My Israel claimed that Army Radio “aided the enemy in a time of war” and compared the station to Syrian President Bashar Assad for “turning its back on a massive public protest against its lack of balance.”
“While hundreds of combat soldiers and officers on reserve duty spread a petition against Army Radio and Israeli artists complain of being boycotted by the station, Army Radio continues to have the support of those who were interviewed again and again during wars – terrorists and Arabs that oppose the state’s existence,” the organization said in a statement.
The organization’s police complaint came after Army Radio accused My Israel of “illegal incitement and impersonation.”
Last Tuesday, My Israel called journalists and politicians from a Palestinian phone number, playing a recording of Hamas spokesman Ribhi Rantisi saying he supports Army Radio and freedom of speech.
The IDF station said that My Israel illegally impersonated Army Radio workers, called Rantisi, and asked him to speak about the station and the freedom of speech it gives him.
The following day, My Israel sent an almost identical message from Fatah official Ashraf Ajermi, who served almost 12 years in Israeli prison.
“Army Radio does not wish to confront an organization that seeks only to harm it using demagogical means that may border on the criminal,” an Army Radio spokeswoman told The Jerusalem Post.
“As far as cheap tricks, including recruiting Palestinians to defend Army Radio, our approach is to request that the police investigate those who stand behind this initiative, on suspicion of incitement and impersonation – both of which are criminal offenses.”
My Israel, on the other hand, posted on its blog that the goal of its protest is to allow right-wing voices to be heard on Army Radio.
“Almost all of Army Radio’s broadcasters are clearly leftwing,” the organization explained, saying that the only right-wing personality at the radio station is on at 11 a.m., “hardly prime-time.”
“We want to break the monopoly and let a variety of opinions be expressed.

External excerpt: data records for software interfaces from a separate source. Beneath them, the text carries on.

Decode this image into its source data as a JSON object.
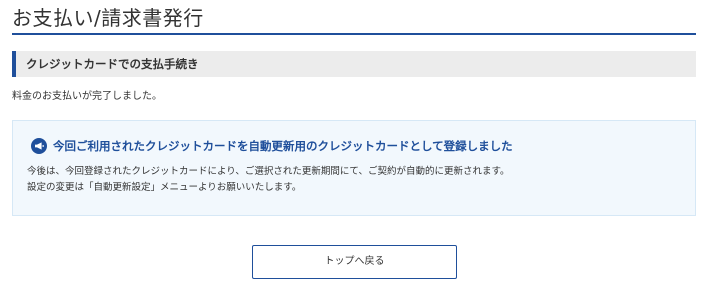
{
  "page": {
    "title": "お支払い/請求書発行"
  },
  "section": {
    "heading": "クレジットカードでの支払手続き"
  },
  "status": {
    "message": "料金のお支払いが完了しました。"
  },
  "notice": {
    "icon": "megaphone-icon",
    "heading": "今回ご利用されたクレジットカードを自動更新用のクレジットカードとして登録しました",
    "line1": "今後は、今回登録されたクレジットカードにより、ご選択された更新期間にて、ご契約が自動的に更新されます。",
    "line2": "設定の変更は「自動更新設定」メニューよりお願いいたします。"
  },
  "actions": {
    "back_to_top_label": "トップへ戻る"
  },
  "colors": {
    "accent": "#1f4f9b",
    "notice_background": "#f2f8fd",
    "section_background": "#ececec"
  }
}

Our goal is for there to be balance,” My Israel’s blog reads.
“We want half of the broadcasters to have a different opinion.”
The Army Radio spokeswoman said the station covers the news in a balanced and objective way, “reflecting reality as it is,” adding that Rantisi only filled 0.0001 percent of the station’s broadcasting time in 2010.
“Any attempt to present [Rantisi] as a popular interview subject borders on slander...
and is not based on facts,” she said.
“The state-funded media in a democratic country must reflect a variety of opinions – not necessarily to strengthen or agree with them,” the spokeswoman told the Post.
“A policy of ‘burying our head in the sand’ does not serve anyone’s interest and is not democratic.”
Meanwhile, reservists gathered outside Army Radio headquarters on Sunday night to protest the radio station, saying that the government’s money would be better spent on other parts of the IDF.
The demonstrators held sings that said “Money for Golani and not Army Radio” and “Give Army Radio back to the combat soldiers.
One protester, Yair Eliash, said: “As a soldier, I never listened to Army Radio. The station’s attitude towards soldiers is somewhere between neutral, like the UN, and anti-Israel, like the enemy." Event organizers said that 250 reservists took part in the protest.